If you have at least one employee working in
California, you are a covered employer under that state's paid sick leave law.
This article was published in the June 24, 2015, issue
of the National Law Review.
The right of an employee to
accrue and take leave under California’s new Healthy Workplaces, Healthy
Families Act of 2014 (the “Healthy Workplace Act”) begins July 1, 2015, six
months after the January 1, 2015, effective date of the Act.
The rationale behind the
delayed effective date – besides staying consistent with California’s
long-standing tradition of creating mass confusion - was to require employers to
provide their employees with the notice required by California Labor Code §
2810.5(h) as well as an opportunity to update employee handbooks and policies
before the effective date of the accrual period.
The Healthy Workplace Act
requires that employers provide paid sick leave to any employee who, on or after
July 1, 2015, works in California for 30 or more days within a year from the
commencement of his or her employment. Employees begin accruing sick leave after
30 days of employment and can begin using paid sick leave after they have worked
for the employer for 90 days. Under the new law, California employees accrue
paid sick days at a minimum rate of one hour per every thirty hours worked.
Employees who are considered exempt under one of the Industrial Welfare

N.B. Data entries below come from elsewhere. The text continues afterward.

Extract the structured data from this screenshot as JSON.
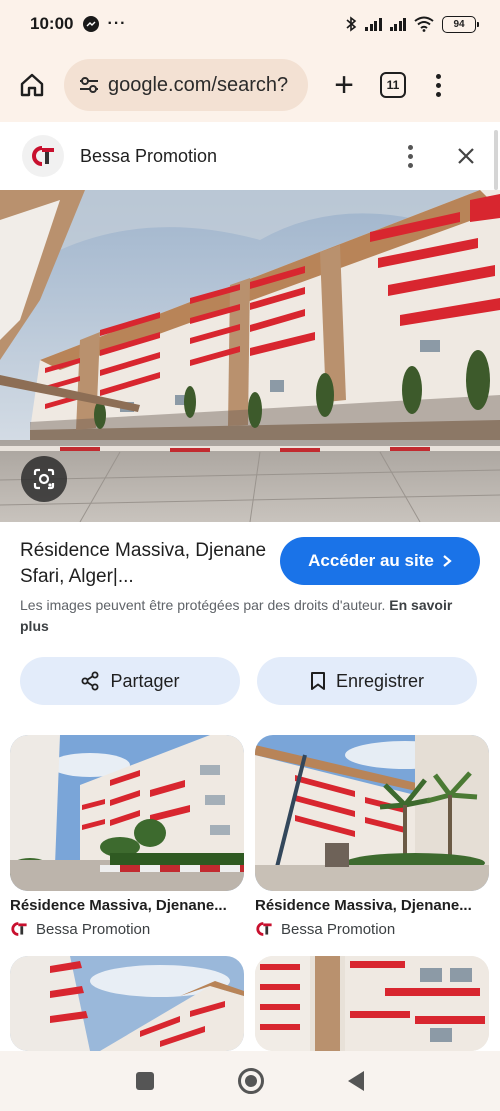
{
  "status": {
    "time": "10:00",
    "battery": "94"
  },
  "browser": {
    "url": "google.com/search?",
    "tab_count": "11"
  },
  "source": {
    "name": "Bessa Promotion"
  },
  "result": {
    "title": "Résidence Massiva, Djenane Sfari, Alger|...",
    "visit_label": "Accéder au site",
    "copyright_text": "Les images peuvent être protégées par des droits d'auteur.",
    "learn_more": "En savoir plus"
  },
  "actions": {
    "share_label": "Partager",
    "save_label": "Enregistrer"
  },
  "related": [
    {
      "title": "Résidence Massiva, Djenane...",
      "source": "Bessa Promotion"
    },
    {
      "title": "Résidence Massiva, Djenane...",
      "source": "Bessa Promotion"
    }
  ],
  "colors": {
    "accent_blue": "#1a73e8",
    "browser_bar": "#fcf2ea",
    "balcony_red": "#d8262f",
    "button_tint": "#e3ecfa"
  }
}
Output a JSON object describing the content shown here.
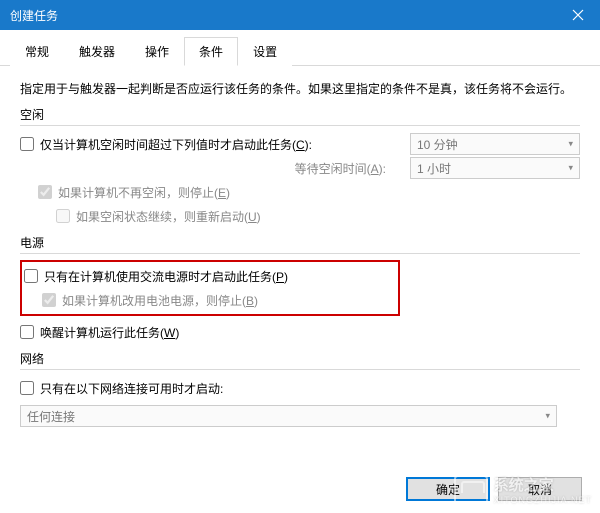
{
  "window": {
    "title": "创建任务"
  },
  "tabs": {
    "items": [
      "常规",
      "触发器",
      "操作",
      "条件",
      "设置"
    ],
    "active": "条件"
  },
  "description": "指定用于与触发器一起判断是否应运行该任务的条件。如果这里指定的条件不是真，该任务将不会运行。",
  "sections": {
    "idle": {
      "label": "空闲",
      "start_if_idle": {
        "text_pre": "仅当计算机空闲时间超过下列值时才启动此任务(",
        "key": "C",
        "text_post": "):",
        "checked": false
      },
      "idle_duration": "10 分钟",
      "wait_label_pre": "等待空闲时间(",
      "wait_key": "A",
      "wait_label_post": "):",
      "wait_duration": "1 小时",
      "stop_if_not_idle": {
        "text_pre": "如果计算机不再空闲，则停止(",
        "key": "E",
        "text_post": ")",
        "checked": true
      },
      "restart_on_idle": {
        "text_pre": "如果空闲状态继续，则重新启动(",
        "key": "U",
        "text_post": ")",
        "checked": false
      }
    },
    "power": {
      "label": "电源",
      "ac_only": {
        "text_pre": "只有在计算机使用交流电源时才启动此任务(",
        "key": "P",
        "text_post": ")",
        "checked": false
      },
      "stop_on_battery": {
        "text_pre": "如果计算机改用电池电源，则停止(",
        "key": "B",
        "text_post": ")",
        "checked": true
      },
      "wake": {
        "text_pre": "唤醒计算机运行此任务(",
        "key": "W",
        "text_post": ")",
        "checked": false
      }
    },
    "network": {
      "label": "网络",
      "only_if_network": {
        "text": "只有在以下网络连接可用时才启动:",
        "checked": false
      },
      "selected": "任何连接"
    }
  },
  "buttons": {
    "ok": "确定",
    "cancel": "取消"
  },
  "watermark": {
    "name": "系统之家",
    "url": "XITONGZHIJIA.NET"
  }
}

Commission’s wage orders are presumed to work 40 hours per workweek, unless the
employee’s normal workweek is less than 40 hours. Yes, you read that right. Just
like Disneyland’s famous all-inclusive weekend packages, the definition of

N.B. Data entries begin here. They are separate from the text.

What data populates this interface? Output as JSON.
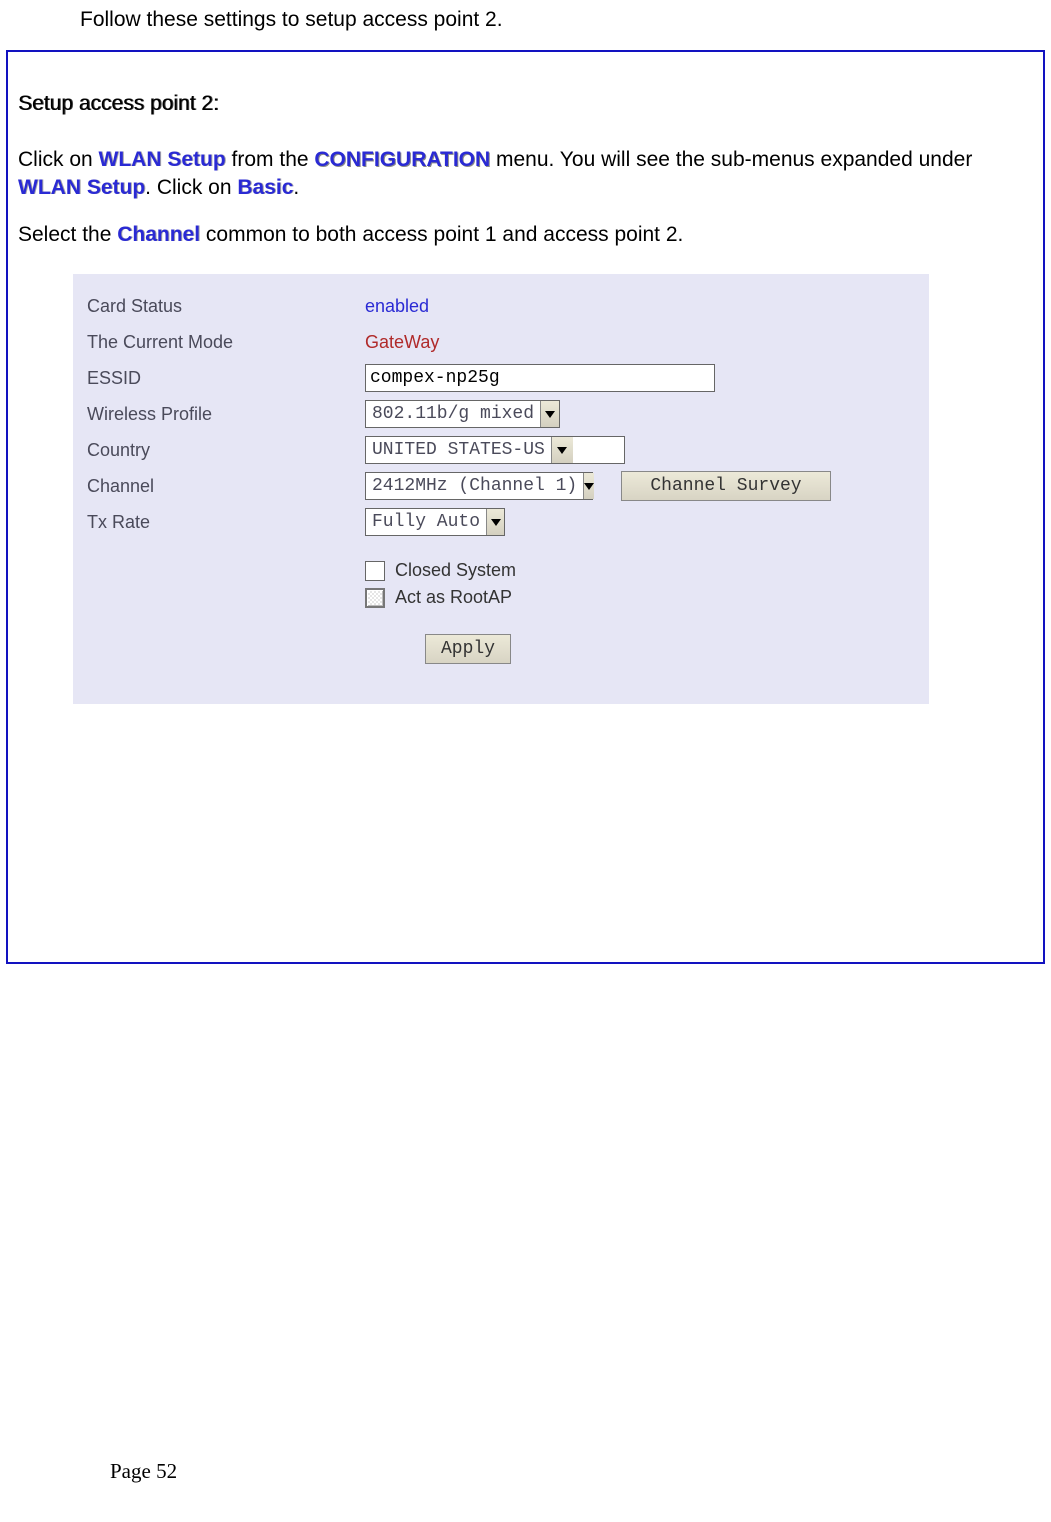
{
  "topline": "Follow these settings to setup access point 2.",
  "heading": "Setup access point 2:",
  "para1": {
    "prefix": "Click on ",
    "kw1": "WLAN Setup",
    "mid1": " from the ",
    "kw2": "CONFIGURATION",
    "mid2": " menu. You will see the sub-menus expanded under ",
    "kw3": "WLAN Setup",
    "mid3": ". Click on ",
    "kw4": "Basic",
    "suffix": "."
  },
  "para2": {
    "prefix": "Select the ",
    "kw": "Channel",
    "suffix": " common to both access point 1 and access point 2."
  },
  "panel": {
    "labels": {
      "card_status": "Card Status",
      "current_mode": "The Current Mode",
      "essid": "ESSID",
      "profile": "Wireless Profile",
      "country": "Country",
      "channel": "Channel",
      "txrate": "Tx Rate"
    },
    "values": {
      "card_status": "enabled",
      "current_mode": "GateWay",
      "essid": "compex-np25g",
      "profile": "802.11b/g mixed",
      "country": "UNITED STATES-US",
      "channel": "2412MHz (Channel 1)",
      "txrate": "Fully Auto"
    },
    "buttons": {
      "channel_survey": "Channel Survey",
      "apply": "Apply"
    },
    "checkboxes": {
      "closed_system": "Closed System",
      "root_ap": "Act as RootAP"
    }
  },
  "page": "Page 52"
}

“employee” under the Healthy Workplace Act is also all-inclusive of exempt and
non-exempt employees alike, as well as part-time, seasonal, and temporary

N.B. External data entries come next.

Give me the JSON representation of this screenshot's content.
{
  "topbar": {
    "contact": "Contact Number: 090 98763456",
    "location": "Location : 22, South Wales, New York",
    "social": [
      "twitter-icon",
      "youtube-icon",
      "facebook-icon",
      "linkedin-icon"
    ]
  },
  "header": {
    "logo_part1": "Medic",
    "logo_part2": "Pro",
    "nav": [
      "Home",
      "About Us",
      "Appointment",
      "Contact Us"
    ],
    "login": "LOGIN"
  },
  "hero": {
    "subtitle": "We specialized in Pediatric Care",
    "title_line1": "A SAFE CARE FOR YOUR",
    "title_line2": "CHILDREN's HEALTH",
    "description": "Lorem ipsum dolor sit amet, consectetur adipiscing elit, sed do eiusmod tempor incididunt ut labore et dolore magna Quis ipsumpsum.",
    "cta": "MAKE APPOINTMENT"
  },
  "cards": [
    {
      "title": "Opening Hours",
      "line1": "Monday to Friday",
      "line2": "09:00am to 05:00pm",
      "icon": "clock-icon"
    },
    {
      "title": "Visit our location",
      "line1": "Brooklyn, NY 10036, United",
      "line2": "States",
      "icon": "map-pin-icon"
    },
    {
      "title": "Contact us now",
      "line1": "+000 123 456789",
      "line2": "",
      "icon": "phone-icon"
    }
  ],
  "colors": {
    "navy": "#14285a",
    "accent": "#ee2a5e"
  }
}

employees as long as the employee meets the minimum work requirements. Everyone
gets in on the party.
Although the Act is
exceedingly broad on who is entitled to paid sick leave, it does permit
employers to cap an employee’s use of paid sick leave to 24 hours during each
year of employment or calendar year. For those of you following along with a
greater math pedigree than me, you’re saying to yourself, “wait a minute, that
means that employees can accrue more sick leave than they can use.” And right
you are. The new law accounts for this by allowing employees to carry over
accrued but unused, time from year to year. The right to carry-over also means
the employee continues to accrue time even after exhausting the maximum amount
of sick leave entitlement within a given year. Nonetheless, employers may choose
to cap an employee’s annual accrual of paid sick leave to 48 hours per year.
What if you are an employer
who has PTO policies (which cover absences due to illness) already in place that
are more generous to establishing a healthy workplace than what is required by
California’s Healthy Workplace Act? Fear not. The Act provides an exception for
employers who meet each of the minimum use, accrual, and carry-over
requirements. The Act also excludes employees covered by valid collective
bargaining agreements (that is, union-represented employees) so long as certain
conditions are met.
Employers should utilize the
last week before the law goes into effect to confirm with their payroll
department (or outside payroll processing vendors) that their sick leave accrual
and use policies will be accurately reported on pay stubs (to avoid claims under
a separate California law that imposes liability for incorrect pay statements).
Employers also should take this time to ensure that their employee handbooks
contain the new California paid sick leave requirements as well as get on the
same page with their human resources representatives regarding use of sick